- [W]e can connect the episode to the rise of "dashcams": small cameras mounted on the dashboards of cars to record the behavior of pedestrians and other motorists in case of accidents. In several countries, the use of such dashcams can already be required by insurance companies, at least to obtain a discount. It seems a plausible scenario that such practices might expand beyond car insurance and police forces, aggregating dashcams with lifelogging to create a situation in which citizens, under cover of security and legal protection, become expected to record and store their daily experience.
- 2018 February, Robert Draper, “They are Watching You—and Everything Else on the Planet: Technology and Our Increasing Demand for Security have Put Us All under Surveillance.

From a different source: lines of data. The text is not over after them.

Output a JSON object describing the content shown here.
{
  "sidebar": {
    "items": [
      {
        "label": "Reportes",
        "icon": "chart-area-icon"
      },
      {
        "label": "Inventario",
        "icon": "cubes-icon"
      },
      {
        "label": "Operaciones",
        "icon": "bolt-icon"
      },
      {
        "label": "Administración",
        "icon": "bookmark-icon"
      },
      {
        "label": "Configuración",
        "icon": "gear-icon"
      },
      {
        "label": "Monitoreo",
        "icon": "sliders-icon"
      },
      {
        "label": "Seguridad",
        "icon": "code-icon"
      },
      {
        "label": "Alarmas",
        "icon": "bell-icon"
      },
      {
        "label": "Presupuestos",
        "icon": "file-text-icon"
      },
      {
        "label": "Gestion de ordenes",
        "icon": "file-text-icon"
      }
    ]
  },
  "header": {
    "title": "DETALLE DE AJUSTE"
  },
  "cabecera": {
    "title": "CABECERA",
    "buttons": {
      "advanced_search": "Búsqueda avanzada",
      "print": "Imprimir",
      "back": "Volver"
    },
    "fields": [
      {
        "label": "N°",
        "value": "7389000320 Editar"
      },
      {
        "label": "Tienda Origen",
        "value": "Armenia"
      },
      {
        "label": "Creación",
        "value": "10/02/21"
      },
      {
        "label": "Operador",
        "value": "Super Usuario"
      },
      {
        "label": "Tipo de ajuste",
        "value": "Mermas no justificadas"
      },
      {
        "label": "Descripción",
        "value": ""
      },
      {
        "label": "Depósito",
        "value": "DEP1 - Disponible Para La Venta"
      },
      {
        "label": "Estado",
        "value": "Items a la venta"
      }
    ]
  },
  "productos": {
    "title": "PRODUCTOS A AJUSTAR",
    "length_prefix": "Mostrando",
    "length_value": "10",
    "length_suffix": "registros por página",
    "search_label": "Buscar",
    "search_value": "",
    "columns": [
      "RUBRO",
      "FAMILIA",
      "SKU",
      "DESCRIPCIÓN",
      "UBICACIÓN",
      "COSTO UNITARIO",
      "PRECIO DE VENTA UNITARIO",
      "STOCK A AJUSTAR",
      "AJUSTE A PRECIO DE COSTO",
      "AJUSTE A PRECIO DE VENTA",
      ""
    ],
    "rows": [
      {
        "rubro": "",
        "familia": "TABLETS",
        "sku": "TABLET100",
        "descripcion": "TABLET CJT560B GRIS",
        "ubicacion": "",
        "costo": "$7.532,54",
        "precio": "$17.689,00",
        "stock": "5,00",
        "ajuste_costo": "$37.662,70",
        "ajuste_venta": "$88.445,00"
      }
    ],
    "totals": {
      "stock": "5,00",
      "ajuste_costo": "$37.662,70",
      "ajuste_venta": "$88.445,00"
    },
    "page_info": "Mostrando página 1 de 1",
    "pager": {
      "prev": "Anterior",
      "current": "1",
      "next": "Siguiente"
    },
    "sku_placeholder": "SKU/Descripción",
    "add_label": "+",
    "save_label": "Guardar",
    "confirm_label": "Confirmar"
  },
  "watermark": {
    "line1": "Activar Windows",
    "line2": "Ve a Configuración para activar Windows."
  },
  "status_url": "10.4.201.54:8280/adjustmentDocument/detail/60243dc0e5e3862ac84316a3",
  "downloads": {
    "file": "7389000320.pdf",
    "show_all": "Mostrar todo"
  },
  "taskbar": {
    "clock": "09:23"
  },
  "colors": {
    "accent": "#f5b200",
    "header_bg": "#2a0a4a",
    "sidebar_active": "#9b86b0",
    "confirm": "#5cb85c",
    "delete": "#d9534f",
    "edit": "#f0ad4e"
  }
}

Is Privacy Becoming just a Memory?”, in National Geographic, Washington, D.C.: National Geographic Society, ISSN 0027-9358, OCLC 1049714034, archived from the original on 14 June 2018:
- Proliferating as well are personal monitoring devices—dash cams, cyclist helmet cameras to record collisions, doorbells equipped with lenses to catch package thieves—that are fast becoming a part of many a city dweller’s everyday arsenal.
digital video recorder mounted on the dashboard of a vehicle or elsewhere inside the vehicle